Q. (1 Chronicles 4:24-43, 5:1-10): Anything we should take note of in these genealogical lists?  Why is Simeon listed first?

A. There is nothing particularly important as I read it.  Chronicles puts an emphasis on the tribe of Judah as its leader, and tells the history of Israel from their perspective (being the tribe of the kings).  Technically, we’ve already read that Judah is “first” in this listing — we read their lineage several months ago, but the exact date escapes me.  Simeon (the second of Jacob’s sons, Reuben was first, Judah third) is listed “first” in this section because his tribe settled within Judah’s land as part of their inheritance, and as such, the tribes apparently became fairly intertwined such that it became difficult to tell one’s story without the other.  After listing the group that was “closest” with Judah, the Chronicler moves back into birth order with Reuben.

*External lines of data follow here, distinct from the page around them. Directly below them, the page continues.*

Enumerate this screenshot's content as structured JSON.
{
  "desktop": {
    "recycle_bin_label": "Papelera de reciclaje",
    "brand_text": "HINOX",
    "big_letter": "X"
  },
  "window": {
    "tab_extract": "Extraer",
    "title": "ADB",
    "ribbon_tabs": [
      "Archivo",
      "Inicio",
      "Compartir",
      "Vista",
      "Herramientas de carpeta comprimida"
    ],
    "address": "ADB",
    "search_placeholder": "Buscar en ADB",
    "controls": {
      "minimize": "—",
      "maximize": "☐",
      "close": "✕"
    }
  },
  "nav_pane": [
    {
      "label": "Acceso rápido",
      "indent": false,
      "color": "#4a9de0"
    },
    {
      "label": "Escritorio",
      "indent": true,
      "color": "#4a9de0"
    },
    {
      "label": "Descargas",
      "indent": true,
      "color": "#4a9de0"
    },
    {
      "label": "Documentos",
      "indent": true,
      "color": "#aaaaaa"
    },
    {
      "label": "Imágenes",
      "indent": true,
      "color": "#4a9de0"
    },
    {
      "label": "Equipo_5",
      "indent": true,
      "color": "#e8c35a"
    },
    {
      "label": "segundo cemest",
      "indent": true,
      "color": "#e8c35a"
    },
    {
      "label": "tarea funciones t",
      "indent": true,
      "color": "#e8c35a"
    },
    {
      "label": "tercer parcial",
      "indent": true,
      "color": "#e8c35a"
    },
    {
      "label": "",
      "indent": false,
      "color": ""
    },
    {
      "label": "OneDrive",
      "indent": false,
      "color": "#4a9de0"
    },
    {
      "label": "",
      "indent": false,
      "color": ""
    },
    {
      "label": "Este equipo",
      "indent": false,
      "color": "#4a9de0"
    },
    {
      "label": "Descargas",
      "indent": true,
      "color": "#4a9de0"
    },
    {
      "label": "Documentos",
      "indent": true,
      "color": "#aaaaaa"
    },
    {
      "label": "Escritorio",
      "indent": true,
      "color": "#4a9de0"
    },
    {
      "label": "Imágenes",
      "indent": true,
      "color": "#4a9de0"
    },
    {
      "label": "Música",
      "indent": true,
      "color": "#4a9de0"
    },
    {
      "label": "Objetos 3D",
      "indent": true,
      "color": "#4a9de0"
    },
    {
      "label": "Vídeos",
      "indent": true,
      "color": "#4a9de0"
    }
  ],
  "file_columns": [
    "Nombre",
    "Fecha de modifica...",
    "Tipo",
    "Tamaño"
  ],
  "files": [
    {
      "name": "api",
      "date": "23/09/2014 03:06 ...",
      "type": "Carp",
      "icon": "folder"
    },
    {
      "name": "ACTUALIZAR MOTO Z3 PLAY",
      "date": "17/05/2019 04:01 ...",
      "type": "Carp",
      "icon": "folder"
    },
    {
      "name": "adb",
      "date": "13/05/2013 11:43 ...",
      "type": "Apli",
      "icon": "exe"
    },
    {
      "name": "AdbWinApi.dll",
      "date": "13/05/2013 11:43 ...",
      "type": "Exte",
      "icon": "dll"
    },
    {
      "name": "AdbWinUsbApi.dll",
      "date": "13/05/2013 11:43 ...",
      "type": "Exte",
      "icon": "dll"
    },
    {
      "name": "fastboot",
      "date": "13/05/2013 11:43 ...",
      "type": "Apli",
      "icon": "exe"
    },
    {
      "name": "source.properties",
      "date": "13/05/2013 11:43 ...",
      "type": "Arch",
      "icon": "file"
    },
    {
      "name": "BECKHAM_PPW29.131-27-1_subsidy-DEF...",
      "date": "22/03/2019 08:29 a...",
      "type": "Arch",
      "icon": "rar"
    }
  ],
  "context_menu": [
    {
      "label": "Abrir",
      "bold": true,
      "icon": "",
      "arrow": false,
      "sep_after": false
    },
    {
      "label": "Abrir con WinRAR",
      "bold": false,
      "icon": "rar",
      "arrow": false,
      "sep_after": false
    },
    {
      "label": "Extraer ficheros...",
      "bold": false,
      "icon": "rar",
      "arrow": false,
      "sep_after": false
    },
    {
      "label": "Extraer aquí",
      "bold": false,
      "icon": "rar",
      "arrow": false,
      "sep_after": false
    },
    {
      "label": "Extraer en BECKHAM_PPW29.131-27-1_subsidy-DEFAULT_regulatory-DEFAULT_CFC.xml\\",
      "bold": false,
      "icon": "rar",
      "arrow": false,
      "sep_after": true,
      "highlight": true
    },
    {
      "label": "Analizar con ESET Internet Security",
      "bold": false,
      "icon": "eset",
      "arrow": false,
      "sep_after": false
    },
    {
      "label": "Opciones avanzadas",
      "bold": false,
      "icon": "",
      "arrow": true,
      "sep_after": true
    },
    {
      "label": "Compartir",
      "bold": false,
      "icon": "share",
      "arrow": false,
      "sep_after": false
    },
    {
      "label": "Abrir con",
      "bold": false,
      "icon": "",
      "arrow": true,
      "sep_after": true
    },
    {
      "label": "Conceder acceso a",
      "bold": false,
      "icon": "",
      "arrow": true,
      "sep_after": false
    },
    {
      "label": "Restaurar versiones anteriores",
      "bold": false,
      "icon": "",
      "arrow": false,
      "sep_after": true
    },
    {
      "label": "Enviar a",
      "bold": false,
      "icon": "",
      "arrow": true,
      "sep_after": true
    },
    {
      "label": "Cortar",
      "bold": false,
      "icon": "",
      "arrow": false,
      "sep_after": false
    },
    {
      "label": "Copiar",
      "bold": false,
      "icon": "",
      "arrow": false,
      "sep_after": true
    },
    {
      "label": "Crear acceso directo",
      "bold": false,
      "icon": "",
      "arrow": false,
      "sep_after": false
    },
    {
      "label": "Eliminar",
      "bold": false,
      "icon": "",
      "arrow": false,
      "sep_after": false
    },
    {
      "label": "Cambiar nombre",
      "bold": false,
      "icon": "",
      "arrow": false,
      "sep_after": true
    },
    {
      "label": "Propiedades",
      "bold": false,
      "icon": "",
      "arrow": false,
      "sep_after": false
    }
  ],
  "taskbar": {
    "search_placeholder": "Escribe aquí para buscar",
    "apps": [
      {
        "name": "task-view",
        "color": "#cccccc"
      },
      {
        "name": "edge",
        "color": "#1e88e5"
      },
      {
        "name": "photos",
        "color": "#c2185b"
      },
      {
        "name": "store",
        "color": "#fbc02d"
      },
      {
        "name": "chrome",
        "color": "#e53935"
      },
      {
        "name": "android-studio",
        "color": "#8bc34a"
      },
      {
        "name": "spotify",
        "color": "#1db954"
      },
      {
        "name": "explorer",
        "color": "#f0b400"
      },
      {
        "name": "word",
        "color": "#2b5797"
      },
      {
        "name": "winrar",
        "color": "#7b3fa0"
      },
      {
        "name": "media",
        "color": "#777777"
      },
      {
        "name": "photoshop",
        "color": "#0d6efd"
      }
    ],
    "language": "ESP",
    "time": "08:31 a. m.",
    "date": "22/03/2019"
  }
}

Day 69 (March 10): Gad and Reuben choose land east of Jordan River, Moses warns of countering God, Moses recounts Israel’s journey through desert, God instructs Israelites to drive out everyone living in Canaan, Land allotment begins

Welcome to BibleBum where we are exploring the entire Bible in one year to better learn how to follow God’s instructions and discover the purpose for our lives.  The BibleBum blog uses The One Year Chronological Bible, the New Living Translation version.  At the end of each day’s reading, Rob, a cultural history aficionado and seminary graduate, answers questions from Leigh An, the blogger host, about the daily scripture.  Take the challenge.  You won’t regret it.

Numbers 32-33

Questions & Observations

Q. (Numbers 32:4): It does appear that God had intended for this land to belong to the Israelites.  Why else would he have conquered it, unless it was on their way to Canaan and there was no way around it?  But, you would think that the Gad and Reuben clans would want to see what God had set aside for them.

A. They appear to feel that the land they had was as good as anything in the Promised Land, in the spirit of “one in the hand is worth two in the bush.”

O. (32:6-30): I like how Moses reminds the tribes of Gad and Reuben — and essentially probably all of Israel — the history of this sort of thing happening and it going bad.  This memory is fresh enough that the Israelites still remember it.  Apparently, the lesson has been learned this time.  We’ll see for how long.

Q. (32:34-42): Life back then seemed so uncertain.  From these verses, I can picture non-Israelites being forced out of their villages.  It seems that the only certain thing was God.  If I were these other villages, I would think hard about finding out about the Israelites God and/or ask to join them.  Is there any information about if non-Israelites could join the Israelites?  The Midianite girls were spared (Numbers 31:18).  Do we know if they became Israelites?

A. There are regulations spread throughout these first five books, including Exodus 12, which says that foreigners who want to join in Passover celebrations must have all males circumcised, and various similar instructions — some of which will come from our next book, Deuteronomy, so watch for those.  Numbers does not tell us the fate of the girls, but we can assume that they grew up in Israelite households and perhaps some of them married into the tribes.  It appears that if the right steps (i.e. circumcision) took place, the Israelites had a fairly “open door” policy on joining up with God’s people.

O. (33:3-48): I guess this is a wrap-up of their journey.  Let’s view a good map of the Israelites’ 40-year journey in the desert.  Try: www.keyway.ca/htm2001/20010411.htm

Q. (Numbers 33:4): What is God talking about here when he says, “ the gods of Egypt.”

A. As we looked at back in Exodus, the victory in the Passover would have been seen as God conquering the gods of Egypt.  Obviously if the gods of Egypt had won, then the firstborn of Egypt would not have died.

Q. (33:55): God is forewarning the Israelites to clear out all of those people who are occupying the land He is given to the Israelites.  I wonder if we are getting a little picture of some conflict to come, or if the Israelites will obey?

A. This will indeed be something to watch for, and the answer is no.

Thanks for reading.  Hope to see you tomorrow!